The entrance of the Ebola virus into the USA has caught the attention of almost everyone. First appearing in 1976 in an outbreak near the Ebola River in what is now the Democratic Republic of Congo, the virus was originally transmitted through direct contact with infected wild, tropical animals such as fruit bats, monkeys, and gorillas, then further spread through direct human-human contact (through broken skin or mucus membranes). Ebola’s reputation as an acute, serious illness with fatal implications has triggered varied responses from US residents on how to deal with the consequences of the virus’ entry into US soil.
While the risk of contracting the Ebola virus is generally low for most people, you must be aware of potential risk factors that can increase your chances of acquiring the virus.

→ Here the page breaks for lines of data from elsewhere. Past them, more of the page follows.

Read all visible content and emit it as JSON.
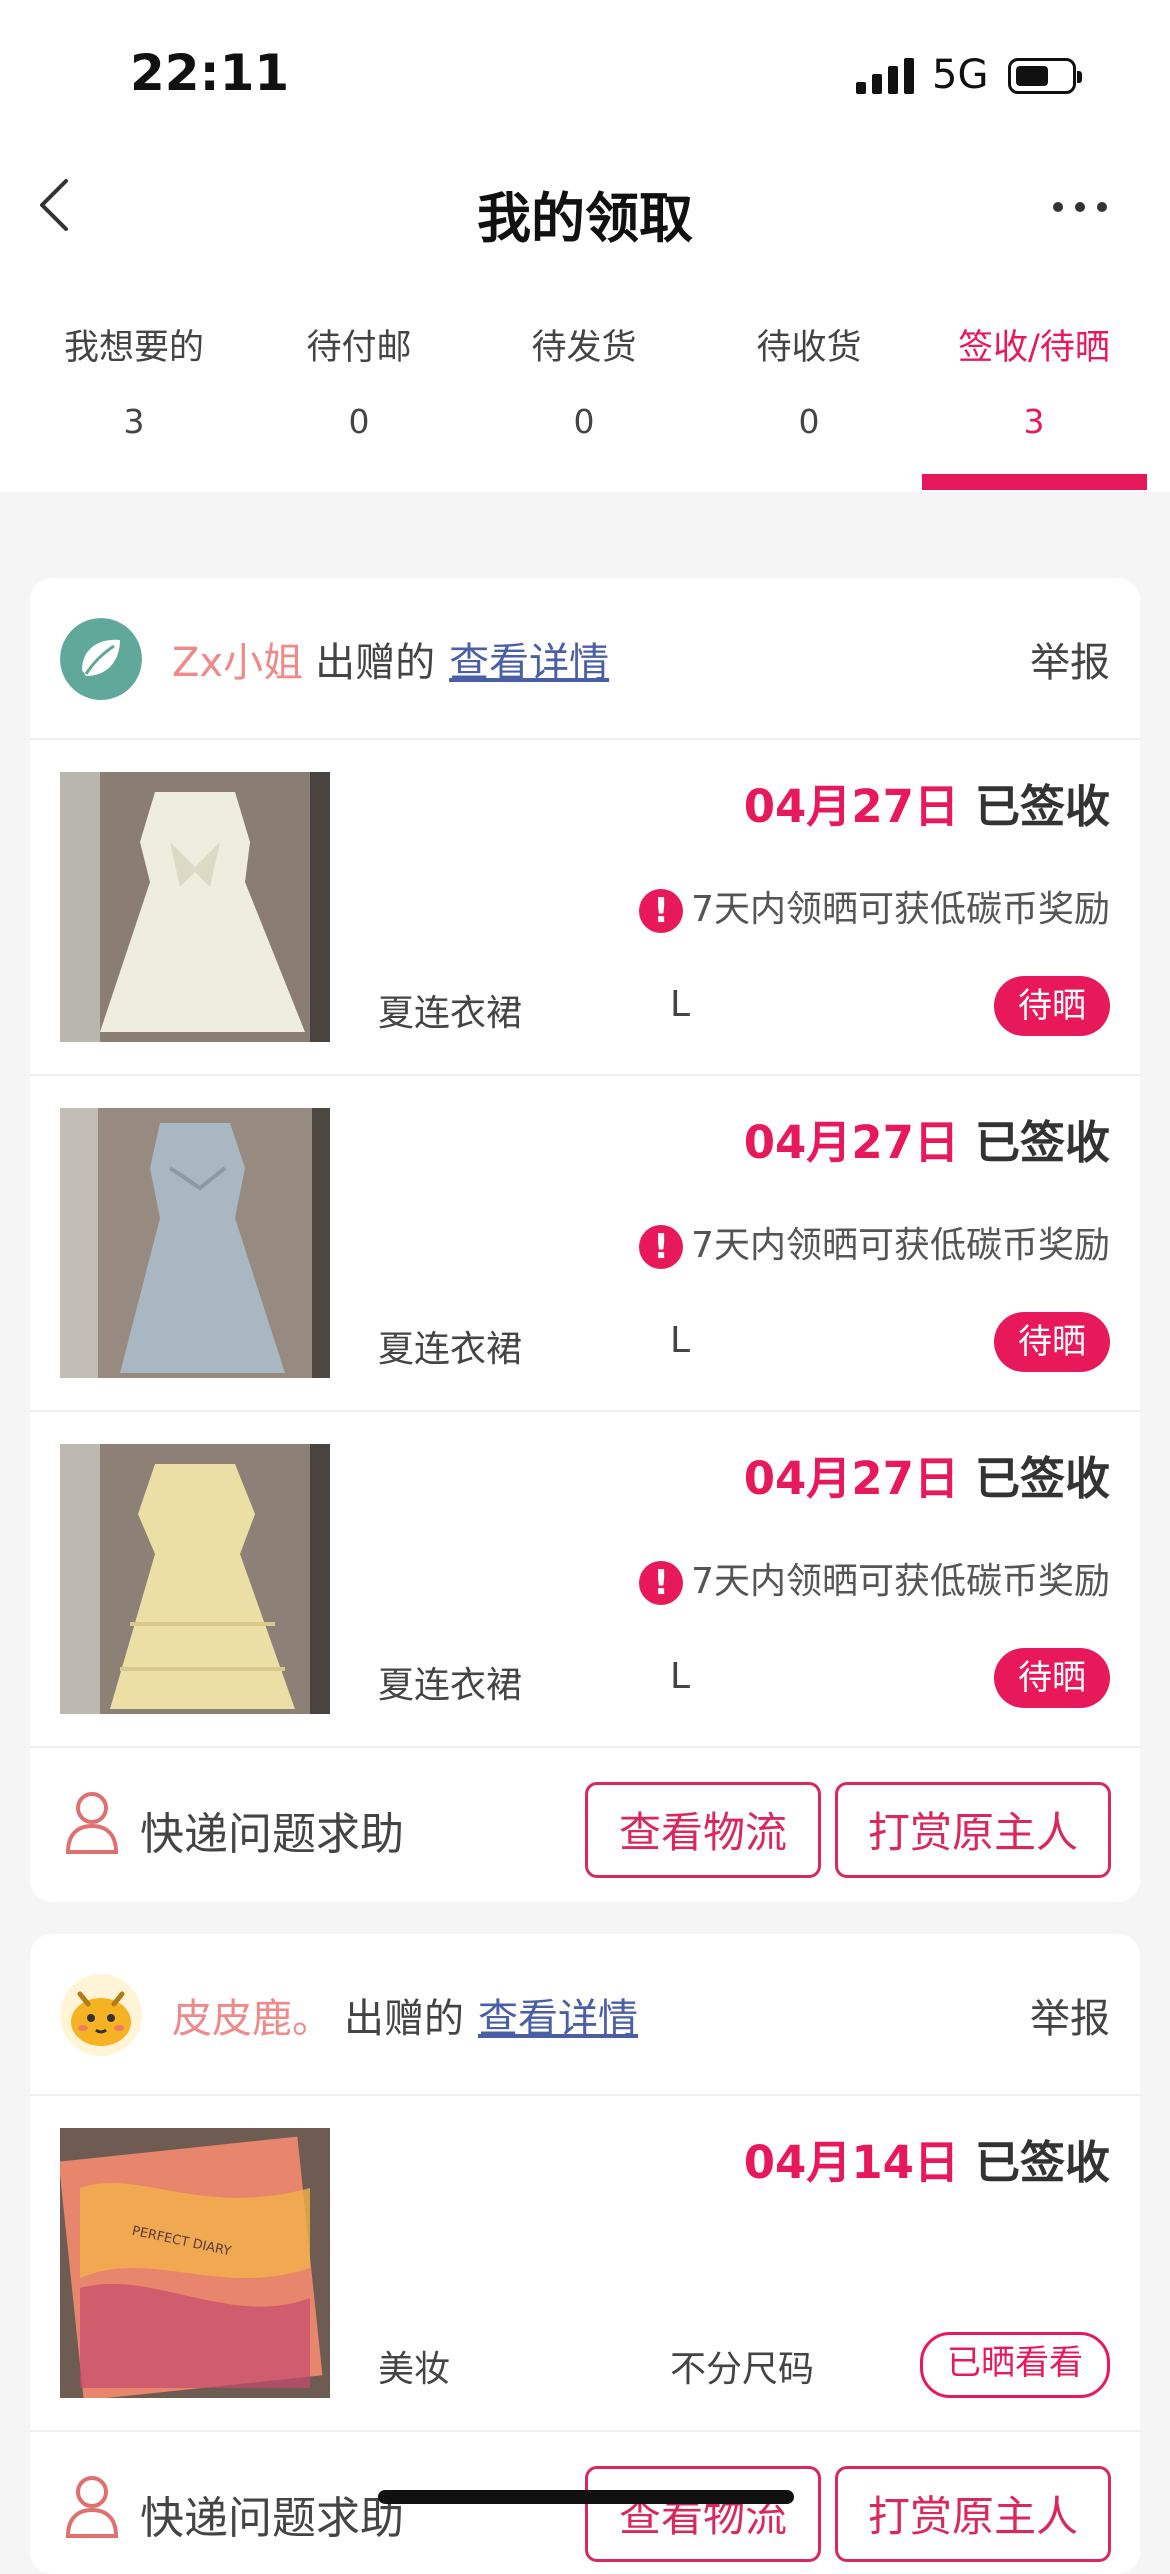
{
  "status_bar": {
    "time": "22:11",
    "network": "5G"
  },
  "header": {
    "title": "我的领取",
    "back_icon": "chevron-left-icon",
    "more_icon": "more-icon"
  },
  "tabs": [
    {
      "label": "我想要的",
      "count": "3"
    },
    {
      "label": "待付邮",
      "count": "0"
    },
    {
      "label": "待发货",
      "count": "0"
    },
    {
      "label": "待收货",
      "count": "0"
    },
    {
      "label": "签收/待晒",
      "count": "3"
    }
  ],
  "active_tab": "签收/待晒",
  "colors": {
    "accent": "#e8195a",
    "nickname": "#f08a8a",
    "link": "#4a5fa6"
  },
  "orders": [
    {
      "nickname": "Zx小姐",
      "gives_label": "出赠的",
      "details_label": "查看详情",
      "report_label": "举报",
      "items": [
        {
          "date": "04月27日",
          "status": "已签收",
          "hint": "7天内领晒可获低碳币奖励",
          "category": "夏连衣裙",
          "size": "L",
          "badge": "待晒"
        },
        {
          "date": "04月27日",
          "status": "已签收",
          "hint": "7天内领晒可获低碳币奖励",
          "category": "夏连衣裙",
          "size": "L",
          "badge": "待晒"
        },
        {
          "date": "04月27日",
          "status": "已签收",
          "hint": "7天内领晒可获低碳币奖励",
          "category": "夏连衣裙",
          "size": "L",
          "badge": "待晒"
        }
      ],
      "help_label": "快递问题求助",
      "logistics_label": "查看物流",
      "tip_label": "打赏原主人"
    },
    {
      "nickname": "皮皮鹿。",
      "gives_label": "出赠的",
      "details_label": "查看详情",
      "report_label": "举报",
      "items": [
        {
          "date": "04月14日",
          "status": "已签收",
          "category": "美妆",
          "size": "不分尺码",
          "badge": "已晒看看",
          "thumb_text": "PERFECT DIARY"
        }
      ],
      "help_label": "快递问题求助",
      "logistics_label": "查看物流",
      "tip_label": "打赏原主人"
    }
  ]
}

1) If you travel to Africa. Ebola viruses are generally concentrated in Africa.
2) If you are a health-care worker that treats patients associated with areas or people stricken by Ebola
3) If you conduct research on wild animals. Wild animals imported from Africa may be virus carriers.
4) If you prepare someone for burial who has died of Ebola for burial. Their bodies are still contagious.